>Almost £60,000 funding boost to improve the safety of maternity services

Almost £60,000 funding boost to improve the safety of maternity services

11 July 2017

Shropshire’s maternity service has been awarded almost £60,000 to deliver training to improve safety.

The Shrewsbury and Telford Hospital NHS Trust (SaTH) which runs the service was awarded £59,882 from Health Education England’s (HEE) Maternity Safety Training Fund.

Nationally more than £8million has been distributed to 136 NHS Trusts, including all 134 acute Trusts with maternity units.

Sarah Jamieson, Head of Midwifery at SaTH, said: “We’re delighted to have received such a generous proportion of this Safety Training Fund.  This will allow us to deliver more training that will focus on patient safety, team working and communication.

“This training fund will help us to continue to learn and improve, and to ensure that we enable our Maternity staff, who work tirelessly to provide the safest and kindest care, to do so with the best training available.” 

Lisa Bayliss-Pratt, Director of Nursing and Deputy Director of Education and Quality at HEE added: “The response from service providers and partners in applying to make maternity services safer through education and training has been excellent.

“I am delighted that the trust has been awarded an allocation from the fund to progress their training and safety improvements, helping to make maternity services safer for mothers and babies, and enhance their care experience.”

Nationally, the funding will allow Trusts to implement packages of multi-disciplinary training, focusing on the key patient safety improvement areas of maternity team leadership, multi-professional team working and communication, human factors training, fetal growth and monitoring, plus midwifery, obstetric and CTG skills and drills.

At SaTH, the funding will be used to:

  • Invest in a new intrapartum acuity tool, including training support and updates, which will enable the Trust to measure acuity and activity within the Delivery Suite at the Shropshire Women and Children’s Centre at PRH and in other areas.
  • Provide a birthing pool safety training study day for approximately 60 midwives.
  • Provide perinatal training for approximately 60 midwives and obstetricians.
  • Support around 38 Women’s Services Assistants (WSAs) through training in the recognition of sick postnatal and neonatal babies.
  • Invest in a maternal critical care course for a number of Midwives who work on the Delivery Suite in the Shropshire Women and Children’s Centre.
  • Provide Baby Lifeline training.
  • Invest in further updates for PROMPT (PRactical Obstetric Multi-Professional Training) 3, which is a multi-disciplinary course for midwives and doctors.
  • Invest in further leadership programmes for approximately 60 staff, including obstetricians, midwives and maternity support workers.
  • Invest further in ROBuST courses covering care during Caesarean Sections and forceps or ventouse delivery.

Training programmes are due to be completed by March 2018 and HEE will commission an independent evaluation to assess how NHS Trusts have improved quality and safety within maternity services and the wider impact for mothers and babies, families, and the maternity workforce.

Working with the national Maternity Transformation Programme partners, HEE is supporting the multi-professional training recommendations from the 2016 National Maternity Review report: ‘Better Births – Improving outcomes for maternity services in England’ and ensuring maternity safety education and training materials are available for maternity units across England.

HEE has committed to ensure that training supports a culture of continuous learning and improvement in safe services, with a focus on reducing the rates of stillbirths, neonatal and maternity deaths and other adverse outcomes such as sepsis and intrapartum brain injuries.

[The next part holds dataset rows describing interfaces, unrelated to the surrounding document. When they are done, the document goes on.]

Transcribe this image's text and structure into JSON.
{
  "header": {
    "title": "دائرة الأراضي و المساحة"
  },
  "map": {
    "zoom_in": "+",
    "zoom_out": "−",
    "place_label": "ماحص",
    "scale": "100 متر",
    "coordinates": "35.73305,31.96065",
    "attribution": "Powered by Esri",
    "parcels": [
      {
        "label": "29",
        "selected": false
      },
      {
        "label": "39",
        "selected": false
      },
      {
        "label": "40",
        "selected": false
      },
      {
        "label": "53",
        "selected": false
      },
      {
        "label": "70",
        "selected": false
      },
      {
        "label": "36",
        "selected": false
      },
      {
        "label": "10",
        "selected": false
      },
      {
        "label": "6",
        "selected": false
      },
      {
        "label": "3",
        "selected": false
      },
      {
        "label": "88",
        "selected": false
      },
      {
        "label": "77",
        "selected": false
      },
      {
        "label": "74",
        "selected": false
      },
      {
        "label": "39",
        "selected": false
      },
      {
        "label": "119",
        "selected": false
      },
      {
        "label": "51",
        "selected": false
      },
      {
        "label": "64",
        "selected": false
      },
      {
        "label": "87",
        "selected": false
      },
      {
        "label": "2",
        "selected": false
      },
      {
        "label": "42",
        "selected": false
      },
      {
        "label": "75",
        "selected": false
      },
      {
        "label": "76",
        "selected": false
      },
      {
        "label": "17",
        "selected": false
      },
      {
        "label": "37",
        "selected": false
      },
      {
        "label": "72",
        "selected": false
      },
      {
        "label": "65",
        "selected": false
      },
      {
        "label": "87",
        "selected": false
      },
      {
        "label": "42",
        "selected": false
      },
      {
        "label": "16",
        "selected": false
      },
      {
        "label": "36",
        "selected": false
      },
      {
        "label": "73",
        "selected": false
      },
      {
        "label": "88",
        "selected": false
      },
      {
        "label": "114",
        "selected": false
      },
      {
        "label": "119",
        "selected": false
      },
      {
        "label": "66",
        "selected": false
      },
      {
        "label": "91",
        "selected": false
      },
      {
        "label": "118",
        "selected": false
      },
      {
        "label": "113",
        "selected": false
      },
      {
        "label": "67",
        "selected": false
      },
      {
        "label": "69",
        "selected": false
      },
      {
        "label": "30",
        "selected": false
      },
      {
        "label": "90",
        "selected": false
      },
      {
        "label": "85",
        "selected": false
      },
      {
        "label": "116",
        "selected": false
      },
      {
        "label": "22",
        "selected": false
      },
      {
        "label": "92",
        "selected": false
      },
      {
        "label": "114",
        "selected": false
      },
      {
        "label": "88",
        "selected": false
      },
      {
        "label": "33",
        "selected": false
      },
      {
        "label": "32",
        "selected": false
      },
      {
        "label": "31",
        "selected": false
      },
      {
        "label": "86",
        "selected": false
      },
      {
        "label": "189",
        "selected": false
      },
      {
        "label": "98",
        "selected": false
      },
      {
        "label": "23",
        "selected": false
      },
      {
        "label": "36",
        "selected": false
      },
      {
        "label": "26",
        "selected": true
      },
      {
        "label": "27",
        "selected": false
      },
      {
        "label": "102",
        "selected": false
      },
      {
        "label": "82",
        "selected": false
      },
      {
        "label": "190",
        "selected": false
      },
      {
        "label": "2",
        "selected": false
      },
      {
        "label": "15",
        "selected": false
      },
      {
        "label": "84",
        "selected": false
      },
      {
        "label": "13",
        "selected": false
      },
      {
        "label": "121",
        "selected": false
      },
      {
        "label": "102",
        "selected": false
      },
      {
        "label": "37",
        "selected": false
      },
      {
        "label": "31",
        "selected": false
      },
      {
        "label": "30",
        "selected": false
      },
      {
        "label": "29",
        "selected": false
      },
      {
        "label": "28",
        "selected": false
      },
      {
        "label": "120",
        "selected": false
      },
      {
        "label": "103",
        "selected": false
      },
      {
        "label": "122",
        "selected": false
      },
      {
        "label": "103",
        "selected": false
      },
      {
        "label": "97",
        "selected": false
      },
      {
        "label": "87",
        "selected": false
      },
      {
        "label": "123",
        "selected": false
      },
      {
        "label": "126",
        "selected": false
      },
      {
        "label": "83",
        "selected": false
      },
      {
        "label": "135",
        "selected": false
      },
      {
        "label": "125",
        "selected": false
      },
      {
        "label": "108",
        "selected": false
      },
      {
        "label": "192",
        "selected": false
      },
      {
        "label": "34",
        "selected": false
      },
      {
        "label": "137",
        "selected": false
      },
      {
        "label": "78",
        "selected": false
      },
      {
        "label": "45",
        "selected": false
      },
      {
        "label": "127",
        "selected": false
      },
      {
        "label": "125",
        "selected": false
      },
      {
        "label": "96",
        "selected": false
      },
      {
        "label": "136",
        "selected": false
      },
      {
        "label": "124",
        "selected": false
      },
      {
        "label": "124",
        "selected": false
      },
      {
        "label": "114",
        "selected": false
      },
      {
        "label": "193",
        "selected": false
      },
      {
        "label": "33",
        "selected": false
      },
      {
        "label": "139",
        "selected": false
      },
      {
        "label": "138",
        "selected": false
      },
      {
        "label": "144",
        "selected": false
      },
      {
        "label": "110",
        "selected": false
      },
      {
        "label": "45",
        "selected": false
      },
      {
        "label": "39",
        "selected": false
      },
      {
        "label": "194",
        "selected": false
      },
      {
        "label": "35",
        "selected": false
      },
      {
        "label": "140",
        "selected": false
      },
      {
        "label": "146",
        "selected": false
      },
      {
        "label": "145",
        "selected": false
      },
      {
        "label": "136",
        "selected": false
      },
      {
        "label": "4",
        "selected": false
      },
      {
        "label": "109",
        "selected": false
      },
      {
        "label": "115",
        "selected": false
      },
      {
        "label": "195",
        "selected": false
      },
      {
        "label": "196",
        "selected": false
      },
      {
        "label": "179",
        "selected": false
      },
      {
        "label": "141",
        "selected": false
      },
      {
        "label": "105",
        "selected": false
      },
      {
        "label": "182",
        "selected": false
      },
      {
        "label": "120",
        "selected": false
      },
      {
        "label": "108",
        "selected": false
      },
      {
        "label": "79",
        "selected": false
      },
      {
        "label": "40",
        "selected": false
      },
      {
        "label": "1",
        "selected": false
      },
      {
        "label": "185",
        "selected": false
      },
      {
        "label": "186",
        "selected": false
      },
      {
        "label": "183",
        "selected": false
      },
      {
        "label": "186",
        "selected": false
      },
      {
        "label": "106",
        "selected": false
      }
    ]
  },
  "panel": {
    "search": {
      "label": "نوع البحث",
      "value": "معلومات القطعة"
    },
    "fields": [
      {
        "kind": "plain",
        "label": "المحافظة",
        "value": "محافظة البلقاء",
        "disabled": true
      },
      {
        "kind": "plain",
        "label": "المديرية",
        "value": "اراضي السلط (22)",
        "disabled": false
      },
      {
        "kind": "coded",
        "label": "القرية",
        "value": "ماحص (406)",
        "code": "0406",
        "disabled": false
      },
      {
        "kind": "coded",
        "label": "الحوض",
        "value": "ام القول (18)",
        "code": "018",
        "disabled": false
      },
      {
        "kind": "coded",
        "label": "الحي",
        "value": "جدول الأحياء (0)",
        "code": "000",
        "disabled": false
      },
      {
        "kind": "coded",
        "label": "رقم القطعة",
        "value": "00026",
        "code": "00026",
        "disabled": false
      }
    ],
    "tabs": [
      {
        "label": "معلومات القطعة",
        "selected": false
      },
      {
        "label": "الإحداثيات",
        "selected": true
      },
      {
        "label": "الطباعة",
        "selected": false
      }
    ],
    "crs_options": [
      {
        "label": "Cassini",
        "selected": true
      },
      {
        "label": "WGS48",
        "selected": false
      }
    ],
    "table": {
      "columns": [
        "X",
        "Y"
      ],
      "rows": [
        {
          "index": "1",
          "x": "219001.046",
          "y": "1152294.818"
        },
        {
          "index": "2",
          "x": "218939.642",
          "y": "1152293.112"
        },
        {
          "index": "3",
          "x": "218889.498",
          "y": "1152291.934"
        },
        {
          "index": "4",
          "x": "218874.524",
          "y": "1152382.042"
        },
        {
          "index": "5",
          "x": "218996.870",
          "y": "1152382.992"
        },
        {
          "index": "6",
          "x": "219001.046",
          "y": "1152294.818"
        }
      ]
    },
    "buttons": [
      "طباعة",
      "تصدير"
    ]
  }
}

This funding supports the ambition to make NHS maternity services among the safest in the world and reduce the number of stillbirths, neonatal deaths, maternal deaths and brain injuries that occur during or soon after birth by 20% by 2020 and by 50% by 2030.